Copy the records below word for word, leaving out nothing.

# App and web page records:
§ §

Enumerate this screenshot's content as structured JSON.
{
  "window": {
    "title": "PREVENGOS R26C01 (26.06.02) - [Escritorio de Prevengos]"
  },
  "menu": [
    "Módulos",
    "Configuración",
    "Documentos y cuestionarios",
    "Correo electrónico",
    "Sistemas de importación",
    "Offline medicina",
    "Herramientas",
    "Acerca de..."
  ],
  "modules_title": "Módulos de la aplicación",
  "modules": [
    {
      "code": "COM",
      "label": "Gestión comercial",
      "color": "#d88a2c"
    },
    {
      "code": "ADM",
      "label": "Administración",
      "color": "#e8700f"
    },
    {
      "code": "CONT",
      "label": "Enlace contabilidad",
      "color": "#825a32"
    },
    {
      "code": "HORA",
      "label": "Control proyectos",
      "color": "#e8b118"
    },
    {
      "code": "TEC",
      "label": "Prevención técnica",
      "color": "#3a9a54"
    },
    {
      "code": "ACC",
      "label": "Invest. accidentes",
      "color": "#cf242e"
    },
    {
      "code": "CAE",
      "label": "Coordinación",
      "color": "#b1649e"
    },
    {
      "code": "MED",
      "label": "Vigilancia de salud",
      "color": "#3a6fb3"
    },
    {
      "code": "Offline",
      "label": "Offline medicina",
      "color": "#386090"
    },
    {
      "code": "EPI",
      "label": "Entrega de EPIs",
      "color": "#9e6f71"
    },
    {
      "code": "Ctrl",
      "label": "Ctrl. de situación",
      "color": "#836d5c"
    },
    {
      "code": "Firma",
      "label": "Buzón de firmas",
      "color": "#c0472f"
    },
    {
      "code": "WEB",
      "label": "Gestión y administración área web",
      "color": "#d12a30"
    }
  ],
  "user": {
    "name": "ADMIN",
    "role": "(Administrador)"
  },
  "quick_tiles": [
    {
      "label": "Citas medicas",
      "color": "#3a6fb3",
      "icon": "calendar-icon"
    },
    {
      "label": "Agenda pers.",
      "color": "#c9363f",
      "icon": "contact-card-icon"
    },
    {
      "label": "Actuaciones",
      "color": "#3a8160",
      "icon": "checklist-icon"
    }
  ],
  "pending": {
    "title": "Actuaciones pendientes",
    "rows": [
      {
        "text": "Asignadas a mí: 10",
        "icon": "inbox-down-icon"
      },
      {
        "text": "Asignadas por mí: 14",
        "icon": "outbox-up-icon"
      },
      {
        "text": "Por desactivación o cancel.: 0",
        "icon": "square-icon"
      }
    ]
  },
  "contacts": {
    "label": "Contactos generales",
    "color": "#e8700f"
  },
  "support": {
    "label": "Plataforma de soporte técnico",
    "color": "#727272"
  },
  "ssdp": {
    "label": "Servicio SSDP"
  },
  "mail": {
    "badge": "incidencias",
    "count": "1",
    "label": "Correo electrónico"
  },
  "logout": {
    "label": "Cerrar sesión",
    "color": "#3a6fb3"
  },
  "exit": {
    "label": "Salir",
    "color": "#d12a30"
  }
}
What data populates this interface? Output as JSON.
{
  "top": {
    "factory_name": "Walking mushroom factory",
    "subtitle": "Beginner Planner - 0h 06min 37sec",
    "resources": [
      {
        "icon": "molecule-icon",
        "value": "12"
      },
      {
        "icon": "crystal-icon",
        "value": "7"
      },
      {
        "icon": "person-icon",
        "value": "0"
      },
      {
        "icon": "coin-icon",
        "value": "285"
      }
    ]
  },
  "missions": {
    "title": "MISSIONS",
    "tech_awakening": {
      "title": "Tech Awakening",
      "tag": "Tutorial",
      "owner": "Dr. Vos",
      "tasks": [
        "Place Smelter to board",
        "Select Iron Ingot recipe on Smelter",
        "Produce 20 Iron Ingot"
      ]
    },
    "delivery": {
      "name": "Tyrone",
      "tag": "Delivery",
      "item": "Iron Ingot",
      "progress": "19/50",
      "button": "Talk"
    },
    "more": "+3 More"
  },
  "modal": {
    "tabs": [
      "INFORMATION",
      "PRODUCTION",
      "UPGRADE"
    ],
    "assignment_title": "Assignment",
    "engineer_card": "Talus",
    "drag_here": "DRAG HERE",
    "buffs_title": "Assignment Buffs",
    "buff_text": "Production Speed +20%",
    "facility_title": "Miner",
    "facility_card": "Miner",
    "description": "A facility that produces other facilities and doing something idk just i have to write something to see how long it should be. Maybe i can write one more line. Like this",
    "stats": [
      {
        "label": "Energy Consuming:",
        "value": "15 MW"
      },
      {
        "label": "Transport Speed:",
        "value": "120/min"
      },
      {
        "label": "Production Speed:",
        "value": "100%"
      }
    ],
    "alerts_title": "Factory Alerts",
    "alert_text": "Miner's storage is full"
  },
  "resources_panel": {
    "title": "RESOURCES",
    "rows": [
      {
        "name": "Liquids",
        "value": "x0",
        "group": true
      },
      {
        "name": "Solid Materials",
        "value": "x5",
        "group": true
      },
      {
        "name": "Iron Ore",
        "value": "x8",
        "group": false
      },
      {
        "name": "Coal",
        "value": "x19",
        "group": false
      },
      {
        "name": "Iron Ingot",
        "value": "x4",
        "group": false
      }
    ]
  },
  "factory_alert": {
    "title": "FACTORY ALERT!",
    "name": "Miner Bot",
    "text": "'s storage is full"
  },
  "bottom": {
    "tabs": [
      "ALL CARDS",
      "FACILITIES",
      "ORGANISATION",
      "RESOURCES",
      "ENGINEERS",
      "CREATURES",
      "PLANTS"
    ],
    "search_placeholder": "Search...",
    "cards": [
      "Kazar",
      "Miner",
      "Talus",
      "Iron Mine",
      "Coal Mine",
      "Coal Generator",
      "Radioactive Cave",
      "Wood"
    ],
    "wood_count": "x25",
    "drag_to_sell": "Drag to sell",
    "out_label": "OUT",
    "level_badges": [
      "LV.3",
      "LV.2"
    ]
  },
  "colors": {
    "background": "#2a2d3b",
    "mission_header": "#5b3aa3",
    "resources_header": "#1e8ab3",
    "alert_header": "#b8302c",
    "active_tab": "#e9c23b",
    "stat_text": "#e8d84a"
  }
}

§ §

# ANSWER FOR THIS EXERCISE:
Enumerate this screenshot's content as structured JSON.
{
  "window": {
    "title": "PREVENGOS R26C01 (26.06.02) - [Escritorio de Prevengos]"
  },
  "menu": [
    "Módulos",
    "Configuración",
    "Documentos y cuestionarios",
    "Correo electrónico",
    "Sistemas de importación",
    "Offline medicina",
    "Herramientas",
    "Acerca de..."
  ],
  "modules_title": "Módulos de la aplicación",
  "modules": [
    {
      "code": "COM",
      "label": "Gestión comercial",
      "color": "#d88a2c"
    },
    {
      "code": "ADM",
      "label": "Administración",
      "color": "#e8700f"
    },
    {
      "code": "CONT",
      "label": "Enlace contabilidad",
      "color": "#825a32"
    },
    {
      "code": "HORA",
      "label": "Control proyectos",
      "color": "#e8b118"
    },
    {
      "code": "TEC",
      "label": "Prevención técnica",
      "color": "#3a9a54"
    },
    {
      "code": "ACC",
      "label": "Invest. accidentes",
      "color": "#cf242e"
    },
    {
      "code": "CAE",
      "label": "Coordinación",
      "color": "#b1649e"
    },
    {
      "code": "MED",
      "label": "Vigilancia de salud",
      "color": "#3a6fb3"
    },
    {
      "code": "Offline",
      "label": "Offline medicina",
      "color": "#386090"
    },
    {
      "code": "EPI",
      "label": "Entrega de EPIs",
      "color": "#9e6f71"
    },
    {
      "code": "Ctrl",
      "label": "Ctrl. de situación",
      "color": "#836d5c"
    },
    {
      "code": "Firma",
      "label": "Buzón de firmas",
      "color": "#c0472f"
    },
    {
      "code": "WEB",
      "label": "Gestión y administración área web",
      "color": "#d12a30"
    }
  ],
  "user": {
    "name": "ADMIN",
    "role": "(Administrador)"
  },
  "quick_tiles": [
    {
      "label": "Citas medicas",
      "color": "#3a6fb3",
      "icon": "calendar-icon"
    },
    {
      "label": "Agenda pers.",
      "color": "#c9363f",
      "icon": "contact-card-icon"
    },
    {
      "label": "Actuaciones",
      "color": "#3a8160",
      "icon": "checklist-icon"
    }
  ],
  "pending": {
    "title": "Actuaciones pendientes",
    "rows": [
      {
        "text": "Asignadas a mí: 10",
        "icon": "inbox-down-icon"
      },
      {
        "text": "Asignadas por mí: 14",
        "icon": "outbox-up-icon"
      },
      {
        "text": "Por desactivación o cancel.: 0",
        "icon": "square-icon"
      }
    ]
  },
  "contacts": {
    "label": "Contactos generales",
    "color": "#e8700f"
  },
  "support": {
    "label": "Plataforma de soporte técnico",
    "color": "#727272"
  },
  "ssdp": {
    "label": "Servicio SSDP"
  },
  "mail": {
    "badge": "incidencias",
    "count": "1",
    "label": "Correo electrónico"
  },
  "logout": {
    "label": "Cerrar sesión",
    "color": "#3a6fb3"
  },
  "exit": {
    "label": "Salir",
    "color": "#d12a30"
  }
}
What data populates this interface? Output as JSON.
{
  "top": {
    "factory_name": "Walking mushroom factory",
    "subtitle": "Beginner Planner - 0h 06min 37sec",
    "resources": [
      {
        "icon": "molecule-icon",
        "value": "12"
      },
      {
        "icon": "crystal-icon",
        "value": "7"
      },
      {
        "icon": "person-icon",
        "value": "0"
      },
      {
        "icon": "coin-icon",
        "value": "285"
      }
    ]
  },
  "missions": {
    "title": "MISSIONS",
    "tech_awakening": {
      "title": "Tech Awakening",
      "tag": "Tutorial",
      "owner": "Dr. Vos",
      "tasks": [
        "Place Smelter to board",
        "Select Iron Ingot recipe on Smelter",
        "Produce 20 Iron Ingot"
      ]
    },
    "delivery": {
      "name": "Tyrone",
      "tag": "Delivery",
      "item": "Iron Ingot",
      "progress": "19/50",
      "button": "Talk"
    },
    "more": "+3 More"
  },
  "modal": {
    "tabs": [
      "INFORMATION",
      "PRODUCTION",
      "UPGRADE"
    ],
    "assignment_title": "Assignment",
    "engineer_card": "Talus",
    "drag_here": "DRAG HERE",
    "buffs_title": "Assignment Buffs",
    "buff_text": "Production Speed +20%",
    "facility_title": "Miner",
    "facility_card": "Miner",
    "description": "A facility that produces other facilities and doing something idk just i have to write something to see how long it should be. Maybe i can write one more line. Like this",
    "stats": [
      {
        "label": "Energy Consuming:",
        "value": "15 MW"
      },
      {
        "label": "Transport Speed:",
        "value": "120/min"
      },
      {
        "label": "Production Speed:",
        "value": "100%"
      }
    ],
    "alerts_title": "Factory Alerts",
    "alert_text": "Miner's storage is full"
  },
  "resources_panel": {
    "title": "RESOURCES",
    "rows": [
      {
        "name": "Liquids",
        "value": "x0",
        "group": true
      },
      {
        "name": "Solid Materials",
        "value": "x5",
        "group": true
      },
      {
        "name": "Iron Ore",
        "value": "x8",
        "group": false
      },
      {
        "name": "Coal",
        "value": "x19",
        "group": false
      },
      {
        "name": "Iron Ingot",
        "value": "x4",
        "group": false
      }
    ]
  },
  "factory_alert": {
    "title": "FACTORY ALERT!",
    "name": "Miner Bot",
    "text": "'s storage is full"
  },
  "bottom": {
    "tabs": [
      "ALL CARDS",
      "FACILITIES",
      "ORGANISATION",
      "RESOURCES",
      "ENGINEERS",
      "CREATURES",
      "PLANTS"
    ],
    "search_placeholder": "Search...",
    "cards": [
      "Kazar",
      "Miner",
      "Talus",
      "Iron Mine",
      "Coal Mine",
      "Coal Generator",
      "Radioactive Cave",
      "Wood"
    ],
    "wood_count": "x25",
    "drag_to_sell": "Drag to sell",
    "out_label": "OUT",
    "level_badges": [
      "LV.3",
      "LV.2"
    ]
  },
  "colors": {
    "background": "#2a2d3b",
    "mission_header": "#5b3aa3",
    "resources_header": "#1e8ab3",
    "alert_header": "#b8302c",
    "active_tab": "#e9c23b",
    "stat_text": "#e8d84a"
  }
}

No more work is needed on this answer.